New discoveries of natural resources in several African countries raise an important question: will these windfalls be a blessing that brings prosperity and hope, or a political and economic curse, as has been the case in so many countries?
On average, resource-rich countries have done even more poorly than countries without resources. They have grown more slowly, and with greater inequality - just the opposite of what one would expect. After all, taxing natural resources at high rates will not cause them to disappear, which means that countries whose major source of revenue is natural resources can use them to finance education, health care, development and redistribution.
A large literature in economics and political science has developed to explain this "resource curse". Three of the curse's economic ingredients are well known:
- Resource-rich countries tend to have strong currencies, which impede other exports;
- Because resource extraction often entails little job creation, unemployment rises;
- Volatile resource prices cause growth to be unstable.
Moreover, resource-rich countries often do not pursue sustainable growth strategies. They fail to recognise that if they do not reinvest their resource wealth into productive investments above ground, they are actually becoming poorer. Political dysfunction exacerbates the problem.
There are antidotes: a low exchange rate, a stabilisation fund, careful investment of resource revenues, a ban on borrowing, and transparency. But there is a growing consensus that these measures are insufficient. Newly enriched countries need to take several more steps to increase the likelihood of a "resource blessing".
First, they must do more to ensure their citizens get the full value of the resources. There is an unavoidable conflict of interest between (usually foreign) natural-resource companies and host countries: the former want to minimise what they pay, while the latter need to maximise it. Well designed, competitive, transparent auctions can generate much more revenue than sweetheart deals. Contracts, too, should be transparent, and should ensure that, if prices soar, the windfall gain does not go only to the company.
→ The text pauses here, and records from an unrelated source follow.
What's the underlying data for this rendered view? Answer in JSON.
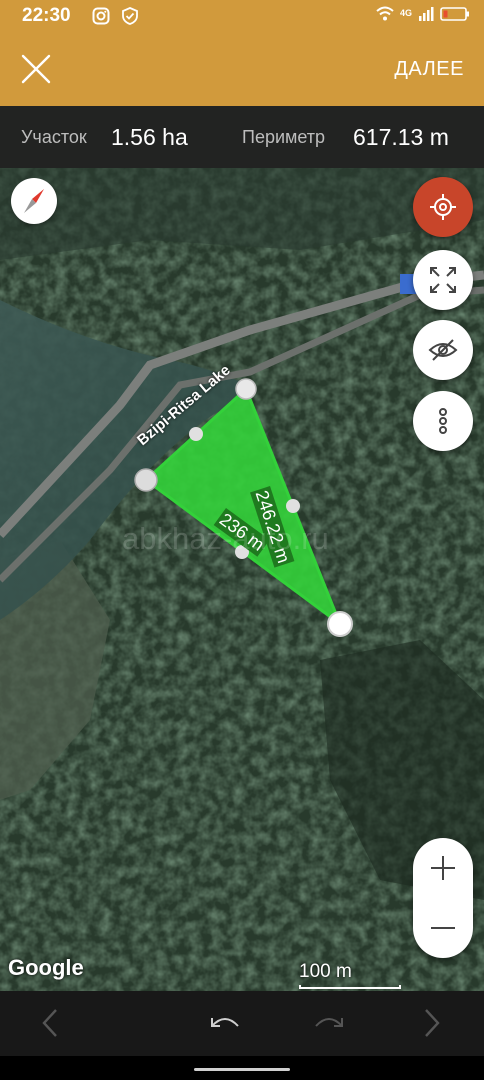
{
  "status_bar": {
    "time": "22:30",
    "network": "4G"
  },
  "app_bar": {
    "close_icon": "close-icon",
    "next_label": "ДАЛЕЕ",
    "background_color": "#d19a3c"
  },
  "measurements": {
    "area_label": "Участок",
    "area_value": "1.56 ha",
    "perimeter_label": "Периметр",
    "perimeter_value": "617.13 m"
  },
  "map": {
    "place_label": "Bzipi-Ritsa Lake",
    "segment_labels": {
      "right_edge": "246.22 m",
      "bottom_edge": "236 m"
    },
    "polygon_color": "#33d13a",
    "watermark": "abkhaz-auto.ru",
    "attribution": "Google",
    "scale_label": "100 m"
  },
  "controls": {
    "compass": "compass-icon",
    "locate": "target-icon",
    "fullscreen": "expand-icon",
    "visibility": "eye-off-icon",
    "more": "more-vertical-icon",
    "zoom_in": "plus-icon",
    "zoom_out": "minus-icon",
    "locate_color": "#c8452a"
  },
  "bottom_bar": {
    "back": "chevron-left-icon",
    "undo": "undo-icon",
    "redo": "redo-icon",
    "forward": "chevron-right-icon"
  }
}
Unfortunately, many countries have already signed bad contracts that give a disproportionate share of the resources' value to foreign companies. But there is an answer: renegotiate; if that is impossible, impose a windfall-profit tax.
All over the world, countries have done this. Of course, natural-resource companies will push back, and threaten to leave. But the outcome is typically otherwise.
Equally important, the money gained through natural resources must be used to promote real development. This requires exploring all possible linkages: training local workers, developing small and medium-sized enterprises to provide inputs for mining operations and oil and gas companies, domestic processing, and integrating the natural resources into the economic structure. Of course, today, these countries may not have a comparative advantage in these activities, and some will argue they should stick to their strengths. From this perspective, their comparative advantage is having other countries exploit their resources.
That is wrong. What matters is dynamic comparative advantage, or comparative advantage in the long run, which can be shaped. Forty years ago, South Korea had a comparative advantage in growing rice. Had it stuck to that strength, it would not be the industrial giant it is today. It might be the world's most efficient rice grower, but it would still be poor.
Companies will tell Ghana, Uganda, Tanzania and Mozambique to act quickly, but there is good reason for them to move more deliberately. The resources will not disappear, and commodity prices have been rising. In the meantime, these countries can put in place the institutions, policies and laws needed to ensure the resources benefit all their citizens. Resources should be a blessing, not a curse. They can be, but it will not happen on its own. And it will not happen easily.
Joseph E. Stiglitz, a Nobel laureate in economics, is professor of economics at Columbia. Copyright: Project Syndicate